The true cause of ainhum remains unclear. It is not due to infection by parasites, fungi, bacteria or virus, and it is not related to injury. Walking barefoot in childhood had been linked to this disease, but ainhum also occurs in patients who have never gone barefoot. Race seems to be one of the most predisposing factors and it may has a genetic component, since it has been reported to occur within families. Dent et al. discussed a genetically caused abnormality of the blood supply to the foot. Peripheral limb angiography in five limbs with ainhum showed that the posterior tibial artery became attenuated at the ankle, and the plantar arch and its branches were absent. The dorsal pedis artery was constituting the only supply to the forefoot and little toe.
The groove begins on the lower and internal side of the base of the fifth toe, usually according to the plantar-digital fold. The groove becomes gradually deeper and more circular. The rate of spread is variable, and the disease may progress to a full circle in a few months, or still be incomplete after years.

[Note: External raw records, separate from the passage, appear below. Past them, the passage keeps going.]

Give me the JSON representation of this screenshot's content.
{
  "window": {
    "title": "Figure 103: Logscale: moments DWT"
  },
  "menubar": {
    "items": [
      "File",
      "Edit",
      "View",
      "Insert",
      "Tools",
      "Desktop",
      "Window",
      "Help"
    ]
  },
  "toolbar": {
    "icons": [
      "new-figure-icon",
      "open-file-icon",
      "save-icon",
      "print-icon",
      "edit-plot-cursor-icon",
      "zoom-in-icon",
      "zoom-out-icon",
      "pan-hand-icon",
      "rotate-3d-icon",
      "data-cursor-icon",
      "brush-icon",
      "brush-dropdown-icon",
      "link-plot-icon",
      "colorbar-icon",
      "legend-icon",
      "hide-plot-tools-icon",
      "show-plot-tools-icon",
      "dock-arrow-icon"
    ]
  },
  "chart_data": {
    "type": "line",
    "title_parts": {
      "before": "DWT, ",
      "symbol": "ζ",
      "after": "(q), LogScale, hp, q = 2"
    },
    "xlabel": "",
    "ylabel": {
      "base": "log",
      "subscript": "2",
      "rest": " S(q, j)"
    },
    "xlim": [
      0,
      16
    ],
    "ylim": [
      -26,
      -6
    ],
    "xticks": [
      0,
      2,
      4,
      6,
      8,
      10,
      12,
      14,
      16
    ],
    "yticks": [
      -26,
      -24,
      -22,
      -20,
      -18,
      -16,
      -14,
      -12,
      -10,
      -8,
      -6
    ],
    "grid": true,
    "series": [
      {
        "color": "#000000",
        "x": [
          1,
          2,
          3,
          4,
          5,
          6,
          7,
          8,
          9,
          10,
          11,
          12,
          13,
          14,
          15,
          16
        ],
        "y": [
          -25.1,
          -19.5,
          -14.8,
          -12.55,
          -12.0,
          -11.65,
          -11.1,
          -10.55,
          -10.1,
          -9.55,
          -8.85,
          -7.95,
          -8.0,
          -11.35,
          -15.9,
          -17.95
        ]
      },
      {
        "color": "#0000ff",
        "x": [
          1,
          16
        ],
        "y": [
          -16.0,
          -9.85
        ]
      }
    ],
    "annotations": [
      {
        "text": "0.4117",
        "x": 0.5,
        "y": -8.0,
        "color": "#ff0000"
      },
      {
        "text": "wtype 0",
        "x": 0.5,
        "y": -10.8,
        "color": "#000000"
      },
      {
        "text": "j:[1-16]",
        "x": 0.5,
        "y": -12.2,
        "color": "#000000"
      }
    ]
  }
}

In about 75 per cent both feet are affected, though not usually to the same degree. There is no case reported where it begins in any other toe than the fifth, while there is occasionally a groove on the fourth or third toe. The distal part of the toe swells and appears like a small “potato”. The swelling is due to lymphatic edema distal to the constriction. After a time crusts can appear in the groove which can be infected with staphylococcus. While the groove becomes deeper, compression of tendons, vessels and nerves occurs. Bone is absorbed by pressure, without any evidence of infection. After a certain time all structures distal the stricture are reduced to an avascular cord. The toe’s connection to the foot becomes increasingly slender, and if it is not amputated, it spontaneously drops off without any bleeding. Normally it takes about five years for an autoamputation to occur. Cole describes four stages of ainhum:
• Grade I: groove
• Grade II: floor of the groove is ulcerated
• Grade III: bone involvement
• Grade IV: autoamputation has occurred
Pain is present in about 78% of cases. Slight pain is present in the earliest stage of ainhum, caused by pressure on the underlying nerves. Fracture of the phalanx or chronic sepsis is accompanied with severe pain.
Histology shows a change in the prickle cell layer, and this is responsible for the laying down of condensed keratin causing the groove. The junctional tissue is reduced to a slender fibrous thread, almost avascular, and all the tissues beyond the constricting band is repressed by a fibro-fatty mass covered by hyperkeratotic integument.
Soft tissue constriction on the medial aspect of the fifth toe is the most frequently presented radiological sign in the early stages. Distal swelling of the toe is considered to be a feature of the disease. In grade III lesions osteolysis is seen in the region of the proximal interphalangeal joint with a characteristic tapering effect. Dispersal of the head of the proximal phalanx is frequently seen. Finally, after autoamputation, the base of the proximal phalanx remains. Radiological examination allows early diagnosis and staging of ainhum. Early diagnosis is crucial to prevent amputation.
Ainhum is an acquired and progressive condition, and thus differs from congenital annular constrictions. Ainhum has been much confused with other diseases such as leprosy, diabetic gangrene, syringomyelia, scleroderma or Vohwinkel syndrome.
Incisions across the groove turned out to be ineffective. Excision of the groove followed by z-plasty could relieve pain and prevent autoamputation in Grade I and Grade II lesions. Grade III lesions are treated with disarticulating the metatarsophalangeal joint. This also relieves pain, and all patients have a useful and stable foot.
|This article is licensed under the GNU Free Documentation License. It uses material from the Wikipedia article "Ainhum". A list of authors is available in Wikipedia.|